Grammy-winning Angelino quartet La Santa Cecilia have wowed audiences on both sides of the border with the breadth, depth, and emotional integrity of their music. They've covered classic cumbias and boleros on the streets of Mexico City and while busking at home; they've played romantic mariachis in rock clubs, Beatles songs in cantinas, and corridos at the Hollywood Bowl. They've written protest songs and singalong pop tunes and have worked with Elvis Costello, Los Lobos, and John Paul Jones. Over the course of their career, they've delighted listeners with their limitless potential and abundant sense of humor. 2019's self-titled mini-album is the band's first effort sung entirely in English. Produced by honorary fifth member Sebastian Krys, this set is unlike anything else in the band's catalog yet firmly reflects their established persona. In the year prior to the album's recording, three of the quartet's members lost their fathers. Since 2016, they've witnessed an unprecedented crackdown on immigrants. What does a band do when confronted with grief, loss, and racism? Celebrate the pleasures and tragedies of life, of course.

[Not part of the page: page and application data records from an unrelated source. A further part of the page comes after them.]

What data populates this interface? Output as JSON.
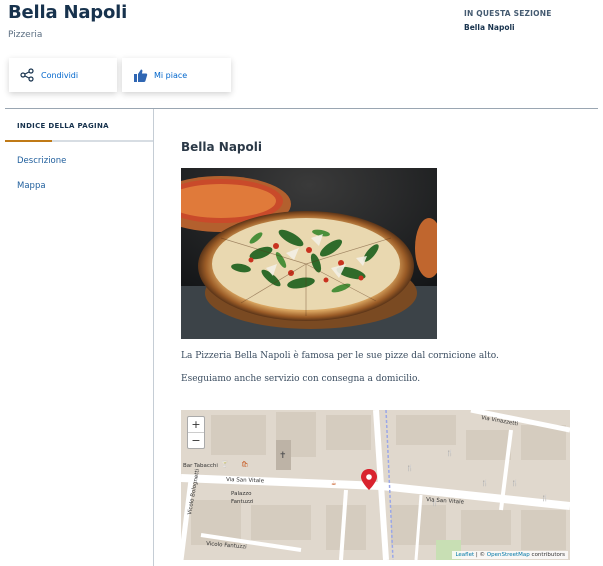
{
  "header": {
    "title": "Bella Napoli",
    "subtitle": "Pizzeria",
    "section_label": "IN QUESTA SEZIONE",
    "section_link": "Bella Napoli"
  },
  "actions": {
    "share_label": "Condividi",
    "like_label": "Mi piace",
    "share_icon": "share-icon",
    "like_icon": "thumbs-up-icon"
  },
  "toc": {
    "title": "INDICE DELLA PAGINA",
    "items": [
      {
        "label": "Descrizione"
      },
      {
        "label": "Mappa"
      }
    ]
  },
  "content": {
    "heading": "Bella Napoli",
    "paragraphs": [
      "La Pizzeria Bella Napoli è famosa per le sue pizze dal cornicione alto.",
      "Eseguiamo anche servizio con consegna a domicilio."
    ]
  },
  "map": {
    "zoom_in": "+",
    "zoom_out": "−",
    "attribution_leaflet": "Leaflet",
    "attribution_sep": " | © ",
    "attribution_osm": "OpenStreetMap",
    "attribution_tail": " contributors",
    "streets": [
      "Via San Vitale",
      "Via Vinazzetti",
      "Bar Tabacchi",
      "Palazzo Fantuzzi",
      "Vicolo Fantuzzi",
      "Vicolo Bolognetti"
    ]
  },
  "colors": {
    "title": "#17324d",
    "link": "#0066cc",
    "accent": "#c07a17",
    "marker": "#d9232e"
  }
}
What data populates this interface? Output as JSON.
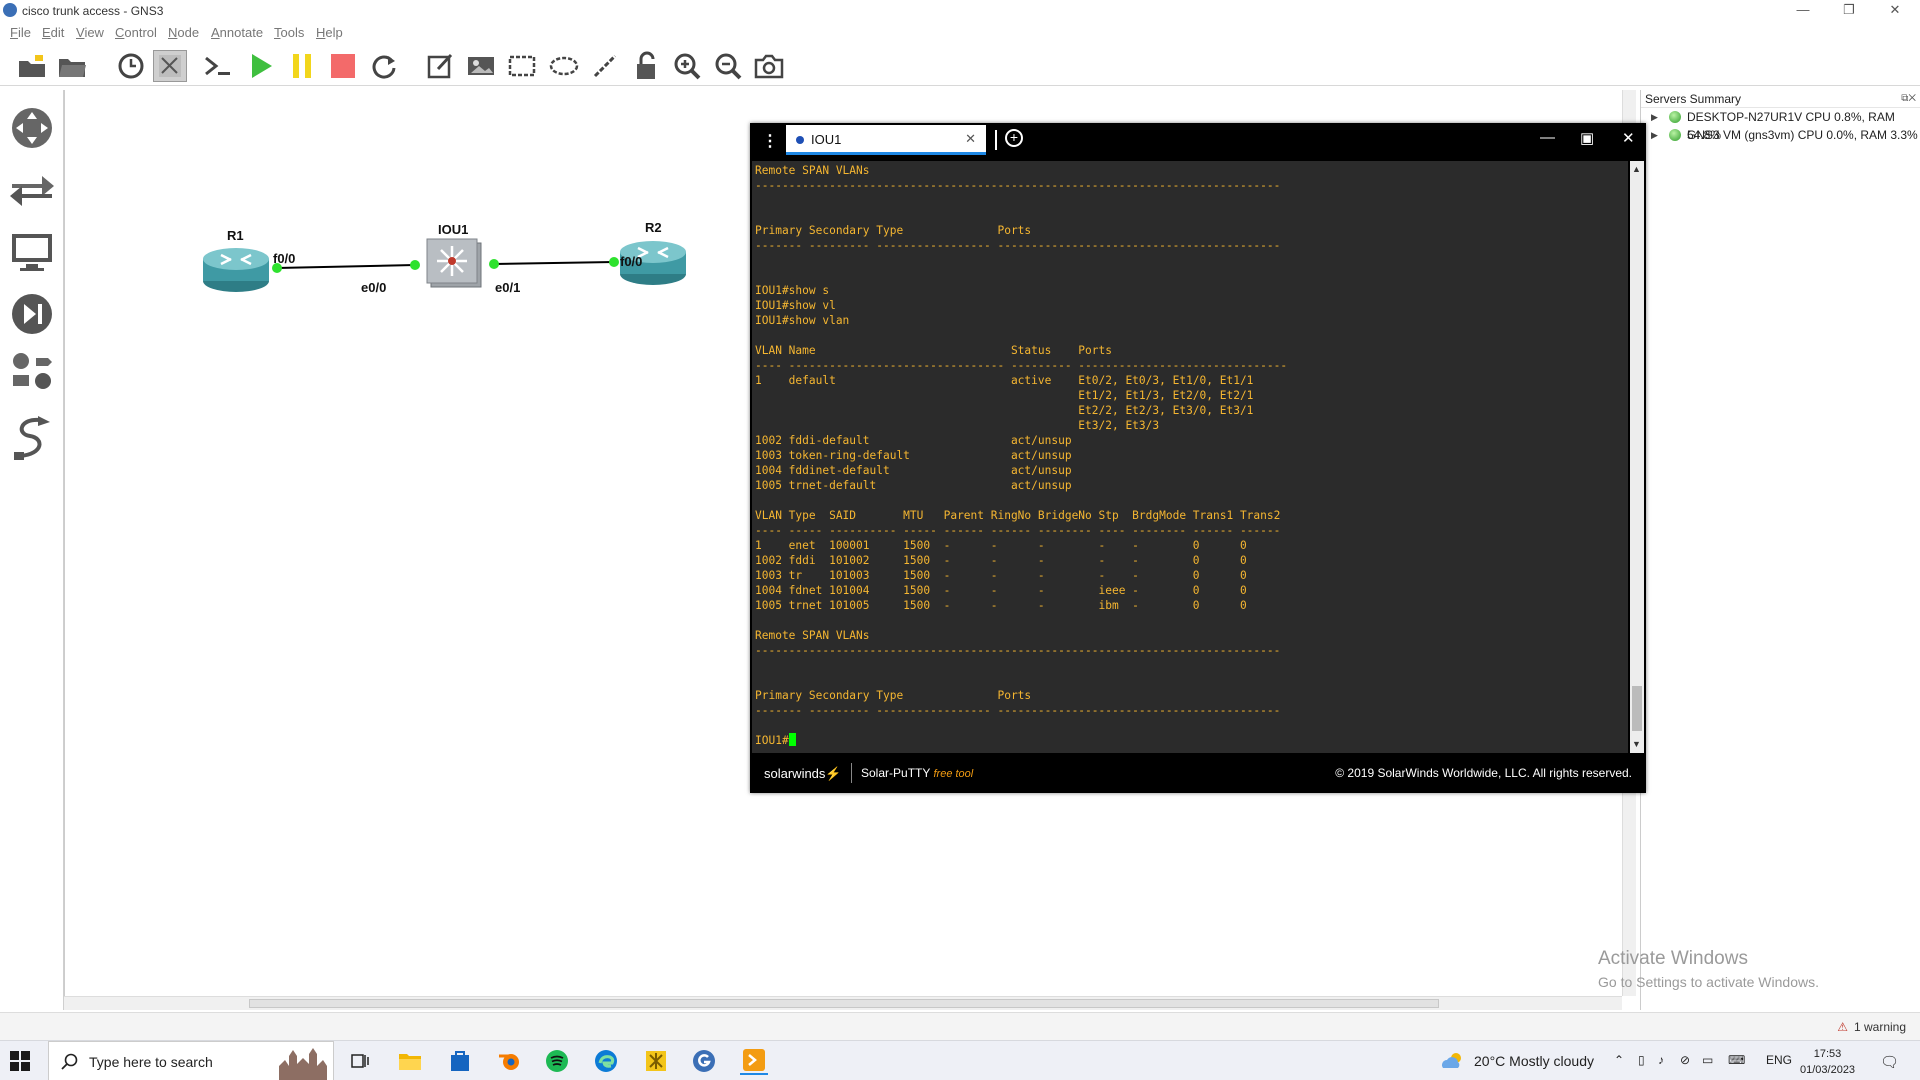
{
  "window": {
    "title": "cisco trunk access - GNS3",
    "min": "—",
    "max": "❐",
    "close": "✕"
  },
  "menu": [
    "File",
    "Edit",
    "View",
    "Control",
    "Node",
    "Annotate",
    "Tools",
    "Help"
  ],
  "topology": {
    "nodes": {
      "r1": "R1",
      "iou1": "IOU1",
      "r2": "R2"
    },
    "ports": {
      "r1_f00": "f0/0",
      "iou_e00": "e0/0",
      "iou_e01": "e0/1",
      "r2_f00": "f0/0"
    }
  },
  "servers": {
    "title": "Servers Summary",
    "items": [
      "DESKTOP-N27UR1V CPU 0.8%, RAM 54.8%",
      "GNS3 VM (gns3vm) CPU 0.0%, RAM 3.3%"
    ]
  },
  "activate": {
    "line1": "Activate Windows",
    "line2": "Go to Settings to activate Windows."
  },
  "status": {
    "warning": "1 warning"
  },
  "terminal": {
    "tab_name": "IOU1",
    "prompt": "IOU1#",
    "output": "Remote SPAN VLANs\n------------------------------------------------------------------------------\n\n\nPrimary Secondary Type              Ports\n------- --------- ----------------- ------------------------------------------\n\n\nIOU1#show s\nIOU1#show vl\nIOU1#show vlan\n\nVLAN Name                             Status    Ports\n---- -------------------------------- --------- -------------------------------\n1    default                          active    Et0/2, Et0/3, Et1/0, Et1/1\n                                                Et1/2, Et1/3, Et2/0, Et2/1\n                                                Et2/2, Et2/3, Et3/0, Et3/1\n                                                Et3/2, Et3/3\n1002 fddi-default                     act/unsup\n1003 token-ring-default               act/unsup\n1004 fddinet-default                  act/unsup\n1005 trnet-default                    act/unsup\n\nVLAN Type  SAID       MTU   Parent RingNo BridgeNo Stp  BrdgMode Trans1 Trans2\n---- ----- ---------- ----- ------ ------ -------- ---- -------- ------ ------\n1    enet  100001     1500  -      -      -        -    -        0      0\n1002 fddi  101002     1500  -      -      -        -    -        0      0\n1003 tr    101003     1500  -      -      -        -    -        0      0\n1004 fdnet 101004     1500  -      -      -        ieee -        0      0\n1005 trnet 101005     1500  -      -      -        ibm  -        0      0\n\nRemote SPAN VLANs\n------------------------------------------------------------------------------\n\n\nPrimary Secondary Type              Ports\n------- --------- ----------------- ------------------------------------------\n\n",
    "footer_brand": "solarwinds",
    "footer_product": "Solar-PuTTY",
    "footer_free": "free tool",
    "footer_copyright": "© 2019 SolarWinds Worldwide, LLC. All rights reserved."
  },
  "taskbar": {
    "search_placeholder": "Type here to search",
    "weather": "20°C  Mostly cloudy",
    "lang": "ENG",
    "time": "17:53",
    "date": "01/03/2023"
  }
}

Opener "Always Together" is airy, blissful disco complete with funky clavinets and synths, sweeping strings (à la the Love Unlimited Orchestra), bumping bass, pulsing tom-toms and, above it all, La Marisol's glorious alto delivering lyrics that celebrate romantic commitment and an exhortation to indulge small pleasures together as a way of cementing it. Hip-hop-meets-cumbia in "Dream," with Jose "Pepe" Carlos' accordion and requinto guitar adorning the beat. Alex Bendaña's bass and Miquel "Oso" Ramirez's drums and percussion steady La Marisol's soulful paean of desperate desire. "A Thousand Times" weds country music to norteño and pop in a heartbreaking ballad with accordion and organ breakdowns that signal a rhythmic shift to big-beat drum and bass grooves. "I've Been Thinking" is framed in classic girl group pop and swooning bachata with a rock backbeat, swirling organs, and breezy guitars. The closer and first single is a fantastic read of Bessie Smith's "Nobody Knows You When You're Down and Out" backed by ragtime and swing revivalists the California Feetwarmers with their brass, reeds, and winds. In La Marisol's throaty, passionate growl, we hear the ghosts from 1920s speakeasies and gin joints meeting the plight of the 21st century's oppressed hoping for a break and knowing they won’t get one. In typical fashion, La Santa Cecilia offers a wealth of musical style and attitude. The band can expand their Anglo listening audience with their English lyrics and not alienate core fans due to their strong tunes and canny amalgam of Latin folk styles and rhythms wed to El Norte-style pop.